Sunday, July 04, 2004
The Davy Crockett was developed to give U.S. Army units an effective nuclear capability against potentially larger units of Soviet armored forces. The Davy Crockett was designed in the late 1950's primarily for frontline use by the U.S. infantry in Europe against Soviet troop formations. The Davy Crockett, a recoilless launcher, was the third artillery piece deployed, those earlier being a l55mm piece designed to fire a nuclear round and a 280mm mobile piece, commonly called an "atomic cannon." Nuclear-capable ground artillery pieces were gradually replaced by increasingly accurate, nuclear carrying missiles and aircraft.
The weapon system used a spin-stabilized, unguided rocket fired from a recoilless rifle. It's 51-pound nuclear warhead had an explosive yield of 0.18 kilotons (equivalent to 18 tons of TNT, with an added radiation effect). As a secondary design feature, the system could also fire a conventional high-explosive round for other use, such as an anti-tank weapon.
The Davy Crockett's warhead was launched from either a 120-millimeter (M-28) or 155-millimeter (M-29) recoilless rifle. The 155 millimeter version, which became the standard issue, had a maximum range of 2.49 miles and could be fired from either a ground tripod mount or from a specially designed jeep mount.
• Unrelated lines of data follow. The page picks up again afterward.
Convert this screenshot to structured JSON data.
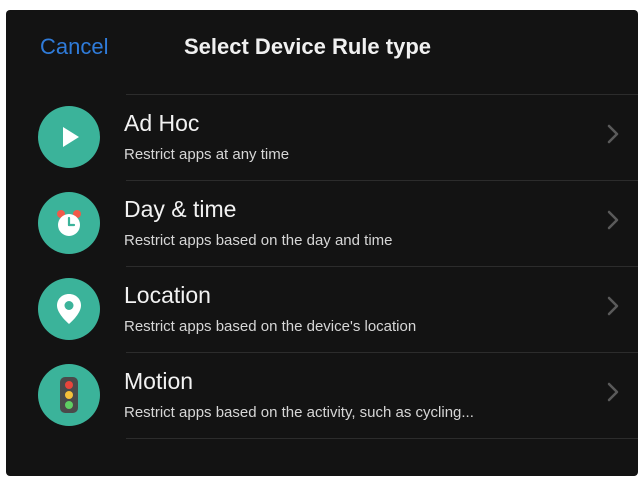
{
  "header": {
    "cancel_label": "Cancel",
    "title": "Select Device Rule type"
  },
  "rules": [
    {
      "label": "Ad Hoc",
      "description": "Restrict apps at any time",
      "icon": "play-icon"
    },
    {
      "label": "Day & time",
      "description": "Restrict apps based on the day and time",
      "icon": "alarm-clock-icon"
    },
    {
      "label": "Location",
      "description": "Restrict apps based on the device's location",
      "icon": "location-pin-icon"
    },
    {
      "label": "Motion",
      "description": "Restrict apps based on the activity, such as cycling...",
      "icon": "traffic-light-icon"
    }
  ],
  "colors": {
    "background": "#131313",
    "accent": "#2f7bd9",
    "icon_circle": "#3bb39a"
  }
}
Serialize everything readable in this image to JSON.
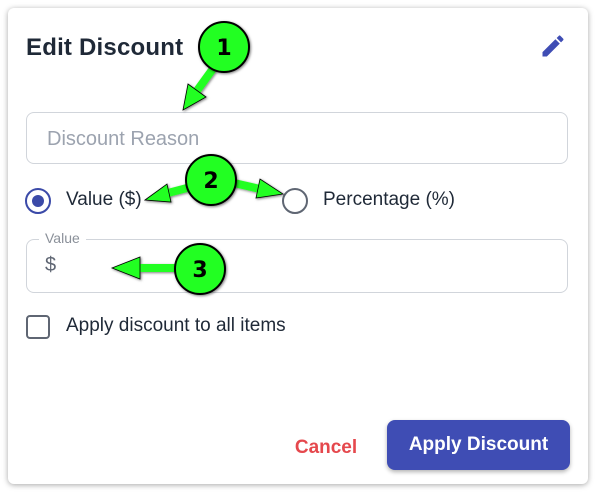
{
  "dialog": {
    "title": "Edit Discount",
    "edit_icon": "pencil-icon"
  },
  "reason": {
    "placeholder": "Discount Reason",
    "value": ""
  },
  "discount_type": {
    "options": [
      {
        "label": "Value ($)",
        "selected": true
      },
      {
        "label": "Percentage (%)",
        "selected": false
      }
    ]
  },
  "value_field": {
    "label": "Value",
    "prefix": "$",
    "value": ""
  },
  "apply_all": {
    "label": "Apply discount to all items",
    "checked": false
  },
  "actions": {
    "cancel_label": "Cancel",
    "apply_label": "Apply Discount"
  },
  "annotations": [
    {
      "number": "1"
    },
    {
      "number": "2"
    },
    {
      "number": "3"
    }
  ],
  "colors": {
    "accent": "#3f4db4",
    "cancel": "#e5484d",
    "annotation_fill": "#22ff22",
    "arrow": "#22ff22"
  }
}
The system was deployed with U.S. Army from 1961 to 1971, and over 2,100 were produced. [Source]
So, the U.S. had 2100 nukes that were, basically, infantry weapons. That's one hell of an RPG.